– There are many men in Sydney who think that the Austral sank, in consequence of careless coaling having caused her to tilt over, until the water flowed into her open ports. Others, whose opinion is equally valuable, came to the conclusion that she would not have tilted over so as to take in water through her ports if she had not had empty watertight compartments, which acted as balloons,’ and helped, after the ship had gone beyond a certain point, so to increase the angle as to precipitate the inrush of water. We know that the Waratah’ s watertight compartments were empty, because at Durban she took on coal, which she carried ‘tween decks. That is an illustration of what empty airtight compartments may lead to. If they are situated on the bottom of a ‘ ship, they are a serious menace in the case of vessels carrying a big top hamper. Any man with a knowledge of shipping, when looking stem on at the great steamers that come into our harbors, cannot help wondering that so much top hamper is allowed, a big top hamper must - have considerable effect in interfering with the stability and safety of a vessel in a heavy sea. I am not attempting to make out a definite case in this regard, because I have not sufficient information to enable me to do so; but I know enough to justify me in saying that the authorities ought to be very careful how they legislate in regard to the provision of airtight compartments on ships. If we require such compartments to be carried along the side or on the bottom of a ship, we shall lessen that ship’s carrying capacity, and provide for a “big balloon being put into her which may be very dangerous in the case of vessels with top-heavy upper decks. The Titanic had airtight compartments, but the iceberg which she struck seems to have gone through both sides. It seems a very easy matter for us to say, “ We will provide for airtight compartments on all ships ‘ ‘ ; but, at the proper time, I shall ask the Minister to tell us what authority he has for saying that airtight compartments should be provided. If this Bill had been intended to apply to Intra-State vessels, the provision in regard to airtight compartments would have been almost impossible, because, in the case of vessels trading to bar harbors, every inch of depth is a matter of importance.
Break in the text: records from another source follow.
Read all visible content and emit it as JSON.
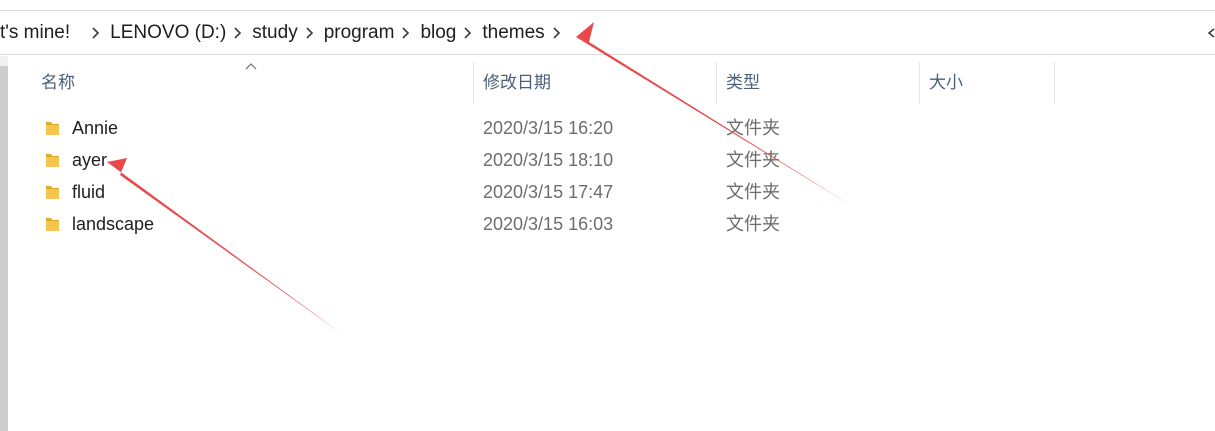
{
  "breadcrumb": {
    "segments": [
      {
        "label": "t's mine!"
      },
      {
        "label": "LENOVO (D:)"
      },
      {
        "label": "study"
      },
      {
        "label": "program"
      },
      {
        "label": "blog"
      },
      {
        "label": "themes"
      }
    ]
  },
  "columns": {
    "name": "名称",
    "modified": "修改日期",
    "type": "类型",
    "size": "大小"
  },
  "files": [
    {
      "name": "Annie",
      "modified": "2020/3/15 16:20",
      "type": "文件夹",
      "icon": "folder-icon"
    },
    {
      "name": "ayer",
      "modified": "2020/3/15 18:10",
      "type": "文件夹",
      "icon": "folder-icon"
    },
    {
      "name": "fluid",
      "modified": "2020/3/15 17:47",
      "type": "文件夹",
      "icon": "folder-icon"
    },
    {
      "name": "landscape",
      "modified": "2020/3/15 16:03",
      "type": "文件夹",
      "icon": "folder-icon"
    }
  ],
  "colors": {
    "annotation_arrow": "#e8393d",
    "header_text": "#4c607a",
    "folder_yellow": "#f4c64e"
  }
}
– A good many Intra-State vessels have to cross river bars.
– A great many are engaged in the northern rivers trade of New South Wales, and the matter is one of great importance. I hope that something will be done in regard to the top hamper carried on large vessels - that we shall provide that practical men shall - be called upon, from time to time, to express their opinions upon the sufficiency of the stability or the superabundance, of top hamper on vessels over which we have legal control. These are the only subjects which 1 determined to deal with at this stage; hut 1 shall look forward with very great interest to the Committee work on this Bill. The Minister displayed such an admirable tone in introducing the Bill, and such a complete desire to do what is fair and rea.sonable, by not only the men whose interests are to be protected, but by the owners of the vessels to be affected,. jh.at.T- anticipate a display of open-mindedness .on his part in Committee. I shall be very happy to join with him and others in giving, close, attention to all these questions as they arise at that stage, and in doing my best to help to turn out a thoroughly workmanlike mea-sure.
Debate (on motion . by . -Mr..’ Howe) adjourned.
Kuuse adjourned 10.21 pm.
Cite as: Australia, House of Representatives, Debates, 31 July 1912, viewed 22 October 2017, <http://historichansard.net/hofreps/1912/19120731_reps_4_64/>.